The inventions and discoveries in scientific and medical advancement during the Islamic Golden Age between the 8th and 14th centuries have played an important role ever since in many fields. But even today, Muslim researchers and physicians are helping the fight against the pandemic. Here we look at some of these discoveries which are in use today in the fight against the Coronavirus.
Which Muslim discoveries are helping the fight against the pandemic today?
With the relentless onslaught of the Covid-19 pandemic, the first advice by the medical experts was to use items that were invented by Muslims, some over a thousand years ago:
- Ethanol discovery. The physician and alchemist, amongst other expertise, Muhammad ibn Zakariya al-Razi (854-932 CE) discovered ethanol. According to the American FDA, a product can be sold as a hand sanitizer if it contains ethyl alcohol (ethanol) as an active ingredient. The use of alcohol based hand gels has become an essential method in the fight against the Coronavirus today.
- Alcohol distillation. Although alcohol distillation existed earlier, it was the Muslims who extensively used the process for the distillation of alcohol which could then be used medically as in extracting the ethanol mentioned above, (Al-Kindi 800-873 CE mentioned the distillation of wine). Distilling is where a liquid made of two or more parts is separated by heating and cooling. This was an important discovery that is in use even today fighting the virus.

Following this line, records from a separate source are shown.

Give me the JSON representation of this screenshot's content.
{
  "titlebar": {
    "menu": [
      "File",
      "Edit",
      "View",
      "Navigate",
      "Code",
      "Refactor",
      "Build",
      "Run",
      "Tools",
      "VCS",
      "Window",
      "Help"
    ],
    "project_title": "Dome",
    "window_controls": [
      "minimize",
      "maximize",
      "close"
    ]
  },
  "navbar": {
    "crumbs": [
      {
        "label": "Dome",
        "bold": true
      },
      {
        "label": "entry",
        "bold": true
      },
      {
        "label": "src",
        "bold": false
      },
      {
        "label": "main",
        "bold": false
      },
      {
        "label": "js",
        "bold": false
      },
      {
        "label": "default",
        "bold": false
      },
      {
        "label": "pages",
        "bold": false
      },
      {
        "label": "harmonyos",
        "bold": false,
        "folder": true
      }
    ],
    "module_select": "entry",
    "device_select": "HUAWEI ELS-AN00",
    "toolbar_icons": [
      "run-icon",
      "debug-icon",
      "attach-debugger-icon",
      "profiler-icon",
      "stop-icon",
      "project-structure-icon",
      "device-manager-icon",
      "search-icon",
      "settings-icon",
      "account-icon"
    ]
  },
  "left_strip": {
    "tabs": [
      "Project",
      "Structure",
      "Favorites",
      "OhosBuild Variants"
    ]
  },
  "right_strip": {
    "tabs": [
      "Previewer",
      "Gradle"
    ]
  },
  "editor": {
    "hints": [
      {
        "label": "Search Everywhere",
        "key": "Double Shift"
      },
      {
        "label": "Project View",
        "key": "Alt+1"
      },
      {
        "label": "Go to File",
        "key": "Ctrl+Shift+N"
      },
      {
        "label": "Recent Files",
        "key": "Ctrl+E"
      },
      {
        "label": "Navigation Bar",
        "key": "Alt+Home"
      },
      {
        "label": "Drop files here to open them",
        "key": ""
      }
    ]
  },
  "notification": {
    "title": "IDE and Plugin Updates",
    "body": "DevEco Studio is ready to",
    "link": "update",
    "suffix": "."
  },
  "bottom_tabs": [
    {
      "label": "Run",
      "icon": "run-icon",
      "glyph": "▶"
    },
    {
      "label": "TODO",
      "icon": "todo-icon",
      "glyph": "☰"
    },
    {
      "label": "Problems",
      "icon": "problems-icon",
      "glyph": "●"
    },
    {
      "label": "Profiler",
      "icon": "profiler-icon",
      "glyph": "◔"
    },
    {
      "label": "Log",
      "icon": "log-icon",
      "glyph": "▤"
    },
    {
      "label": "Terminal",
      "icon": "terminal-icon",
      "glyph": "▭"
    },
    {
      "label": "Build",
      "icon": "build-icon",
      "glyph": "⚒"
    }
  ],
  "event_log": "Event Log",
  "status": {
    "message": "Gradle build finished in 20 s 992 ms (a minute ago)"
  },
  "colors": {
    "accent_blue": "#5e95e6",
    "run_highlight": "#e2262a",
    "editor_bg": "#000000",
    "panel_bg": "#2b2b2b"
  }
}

- Hard soap. Soap making became an established industry in the Islamic world much earlier than in Europe which at that time could only manufacture soft soaps from animal fats and fish oils which gave an unpleasant odour. The soap in the Middle East was made using olive oil which made it hard and manageable and pleasant to smell. This also meant it could be used for personal cleansing. Al-Razi described recipes for making soap in the 9th century. Since the start of this pandemic, soap has been the most effective form of prevention advised by experts.
- Clinical and drug trials. Ibn Sina (c. 980-1035 CE), among his many achievements, was his approach to scientifically test drugs for efficacy and dosage which in reality meant a structure was created for clinical trials for the first time. He also suggested ‘that in a trial, a remedy should be used in its natural state in disease without complications’. Today, the whole procedure of creating an effective vaccine comes about from many clinical trials, one after another, changing little parts and testing them, following a framework that can be reproduced exactly.
- Magnifying glass and the convex lens. Ibn al-Haytham (c. 965-1040 CE) is referred to as the ‘father of modern optics’. He created the first magnifying glass around 1020 CE and his book describes the use of a convex lens to create a magnified image which is the basis of great advancements in science. In the fight against the Coronavirus today, the magnifying glass plays an important role in equipment being able to see viruses so that they can be studied and countered.
- BioNTech vaccine. If you thought it was only in ‘ancient’ history that Muslims made great scientific and medical achievements, you would be wrong. Uğur Şahin and his wife Özlem Türeci, the co-founders of BioNTech, the company which developed the first Covid-19 vaccine to be approved anywhere in the world, are Muslim. The vaccine was granted approval in December 2020 with the highest efficacy rate so far at 95% and is already helping hundreds of millions of people around the world. They are following in the great line of Muslim scientists who have researched to bring benefit to humanity.
There have been many other discoveries made by Muslim scientists throughout the ages. Many times they are overlooked in history books that we read, their names being Romanized or even completely ignored, as though nothing happened in between the Greco-Roman period and the Middle Ages. It is important that we read and learn about them so it can inspire us and our children.